Participating in reduction activities is a win-win solution. It shows customers, employees, and regulatory agencies that the organization is a good corporate citizen, while simultaneously saving money and boosting revenue streams.
“Large industrial organizations have seen the value of looking at waste, not as waste but as a commodity,” says Wes Muir, director of corporate communications for Waste Management, a provider of waste and environmental services. Bausch & Lomb, one of the largest manufacturers of optical products, generates high-grade plastic (polypropylene and polyvinyl chloride) as a solid waste. In 1999, the manufacturing plant in Rochester, NY, engaged in wasteful and expensive activities by shipping a full truckload of used plastic frames to a landfill every day. The company contacted its solid waste hauler, a division of Waste Management, in an effort to find a more productive way to dispose of the waste. Waste Management/Recycle America decided to ship the plastic to a grinding plant where it would be ground for resale to used plastics buyers. Some of the plastic was contaminated with HEMA, a clear residual film left over from the contact lens manufacturing process. Waste Management/Recycle America was able to find prospective buyers for this type of material. Part of the income gained from the sale of these plastics are rebated to Bausch & Lomb, thus reducing the manufacturer’s waste disposal costs.
Good to Great
Progression towards the creation of a more sustainable future depends on minimizing wastes. Many industries have already undertaken impressive solid waste reduction activities, but, there is still room for improvement. Because prices of raw materials and resources are expected to rise over the next few years, there will be a greater incentive for industries to use these materials more efficiently - to reuse or recycle many wastes and by-products. In the future, using waste materials to produce new materials and products might become standard operating procedure. Until that day, many opportunities for reduction currently exist for industries to use at their disposal.
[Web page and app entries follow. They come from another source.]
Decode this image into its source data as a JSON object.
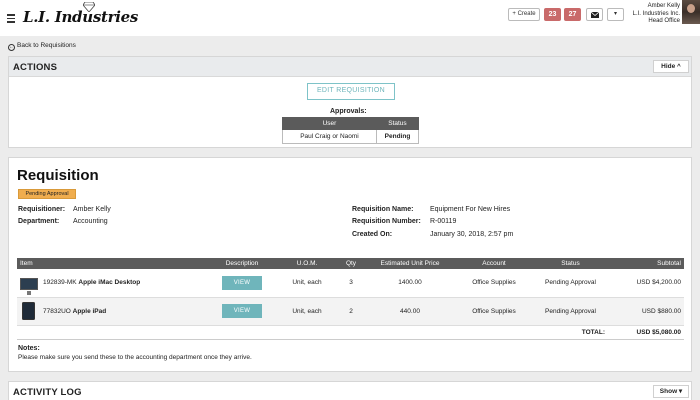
{
  "header": {
    "logo_text": "L.I. Industries",
    "create_label": "+ Create",
    "badge_one": "23",
    "badge_two": "27",
    "caret": "▾",
    "user_name": "Amber Kelly",
    "company": "L.I. Industries Inc.",
    "office": "Head Office"
  },
  "back_link": "Back to Requisitions",
  "actions": {
    "title": "ACTIONS",
    "hide_label": "Hide ^",
    "edit_label": "EDIT REQUISITION",
    "approvals_label": "Approvals:",
    "columns": [
      "User",
      "Status"
    ],
    "rows": [
      {
        "user": "Paul Craig or Naomi",
        "status": "Pending"
      }
    ]
  },
  "requisition": {
    "title": "Requisition",
    "status_badge": "Pending Approval",
    "requisitioner_label": "Requisitioner:",
    "requisitioner": "Amber Kelly",
    "department_label": "Department:",
    "department": "Accounting",
    "name_label": "Requisition Name:",
    "name": "Equipment For New Hires",
    "number_label": "Requisition Number:",
    "number": "R-00119",
    "created_label": "Created On:",
    "created": "January 30, 2018, 2:57 pm",
    "columns": [
      "Item",
      "Description",
      "U.O.M.",
      "Qty",
      "Estimated Unit Price",
      "Account",
      "Status",
      "Subtotal"
    ],
    "items": [
      {
        "sku": "192839-MK",
        "name": "Apple iMac Desktop",
        "view": "VIEW",
        "uom": "Unit, each",
        "qty": "3",
        "price": "1400.00",
        "account": "Office Supplies",
        "status": "Pending Approval",
        "subtotal": "USD $4,200.00"
      },
      {
        "sku": "77832UO",
        "name": "Apple iPad",
        "view": "VIEW",
        "uom": "Unit, each",
        "qty": "2",
        "price": "440.00",
        "account": "Office Supplies",
        "status": "Pending Approval",
        "subtotal": "USD $880.00"
      }
    ],
    "total_label": "TOTAL:",
    "total": "USD $5,080.00",
    "notes_label": "Notes:",
    "notes": "Please make sure you send these to the accounting department once they arrive."
  },
  "activity": {
    "title": "ACTIVITY LOG",
    "show_label": "Show ▾"
  }
}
This article originally appeared in the 05/01/2007 issue of Environmental Protection.
Sherleen Mahoney is a Web managing editor at 1105 Media.